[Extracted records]

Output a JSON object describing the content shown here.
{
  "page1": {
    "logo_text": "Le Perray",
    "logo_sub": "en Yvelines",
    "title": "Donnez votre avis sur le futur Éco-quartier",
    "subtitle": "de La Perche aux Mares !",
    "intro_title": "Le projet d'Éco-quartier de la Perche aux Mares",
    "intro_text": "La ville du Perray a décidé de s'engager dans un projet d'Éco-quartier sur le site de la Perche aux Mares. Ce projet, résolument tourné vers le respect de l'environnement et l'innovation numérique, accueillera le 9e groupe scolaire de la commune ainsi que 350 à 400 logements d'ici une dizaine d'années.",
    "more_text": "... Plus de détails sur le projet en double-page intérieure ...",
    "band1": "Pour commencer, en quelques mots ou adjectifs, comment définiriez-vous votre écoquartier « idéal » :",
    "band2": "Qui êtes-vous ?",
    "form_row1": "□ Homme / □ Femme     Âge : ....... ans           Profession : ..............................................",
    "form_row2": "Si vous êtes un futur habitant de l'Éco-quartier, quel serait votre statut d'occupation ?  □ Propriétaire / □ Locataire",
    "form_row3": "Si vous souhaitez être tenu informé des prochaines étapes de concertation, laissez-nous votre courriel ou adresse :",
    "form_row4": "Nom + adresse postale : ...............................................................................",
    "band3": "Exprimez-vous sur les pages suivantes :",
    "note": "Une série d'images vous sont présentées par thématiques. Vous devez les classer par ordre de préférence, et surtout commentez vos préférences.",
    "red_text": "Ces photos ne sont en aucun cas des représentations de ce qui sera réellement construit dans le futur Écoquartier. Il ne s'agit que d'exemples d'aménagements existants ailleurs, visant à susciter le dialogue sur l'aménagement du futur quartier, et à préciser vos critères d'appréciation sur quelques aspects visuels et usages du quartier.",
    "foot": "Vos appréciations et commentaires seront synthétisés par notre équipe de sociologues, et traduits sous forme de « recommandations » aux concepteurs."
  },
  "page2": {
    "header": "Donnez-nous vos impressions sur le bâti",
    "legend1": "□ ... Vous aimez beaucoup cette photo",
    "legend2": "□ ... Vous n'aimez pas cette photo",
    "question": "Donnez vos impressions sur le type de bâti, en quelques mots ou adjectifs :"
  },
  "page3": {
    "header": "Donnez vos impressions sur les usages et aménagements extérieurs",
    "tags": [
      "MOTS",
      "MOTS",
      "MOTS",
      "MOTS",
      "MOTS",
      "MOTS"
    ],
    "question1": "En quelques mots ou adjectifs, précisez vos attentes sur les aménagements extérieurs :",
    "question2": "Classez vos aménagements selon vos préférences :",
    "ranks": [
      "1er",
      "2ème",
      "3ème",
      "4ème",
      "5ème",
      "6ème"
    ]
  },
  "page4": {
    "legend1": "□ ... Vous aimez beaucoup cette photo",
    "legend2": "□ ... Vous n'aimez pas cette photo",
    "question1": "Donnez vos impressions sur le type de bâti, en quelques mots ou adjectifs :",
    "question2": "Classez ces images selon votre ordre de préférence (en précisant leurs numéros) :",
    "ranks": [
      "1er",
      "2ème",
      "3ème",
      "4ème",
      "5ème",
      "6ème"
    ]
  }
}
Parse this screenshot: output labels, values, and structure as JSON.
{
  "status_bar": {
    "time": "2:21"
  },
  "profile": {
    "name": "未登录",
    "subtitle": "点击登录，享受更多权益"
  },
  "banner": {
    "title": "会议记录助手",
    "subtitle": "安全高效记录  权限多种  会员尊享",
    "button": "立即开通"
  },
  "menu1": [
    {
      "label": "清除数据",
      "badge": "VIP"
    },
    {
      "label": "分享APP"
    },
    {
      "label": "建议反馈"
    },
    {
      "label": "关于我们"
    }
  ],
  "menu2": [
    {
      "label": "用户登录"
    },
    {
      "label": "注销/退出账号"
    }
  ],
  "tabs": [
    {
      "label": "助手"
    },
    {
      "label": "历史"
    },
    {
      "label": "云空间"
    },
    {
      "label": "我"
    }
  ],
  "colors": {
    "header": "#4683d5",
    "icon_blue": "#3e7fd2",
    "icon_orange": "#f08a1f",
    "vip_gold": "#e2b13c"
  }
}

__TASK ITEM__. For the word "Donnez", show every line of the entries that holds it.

__RESPONSE__.
    "title": "Donnez votre avis sur le futur Éco-quartier",
    "header": "Donnez-nous vos impressions sur le bâti",
    "question": "Donnez vos impressions sur le type de bâti, en quelques mots ou adjectifs :"
    "header": "Donnez vos impressions sur les usages et aménagements extérieurs",
    "question1": "Donnez vos impressions sur le type de bâti, en quelques mots ou adjectifs :",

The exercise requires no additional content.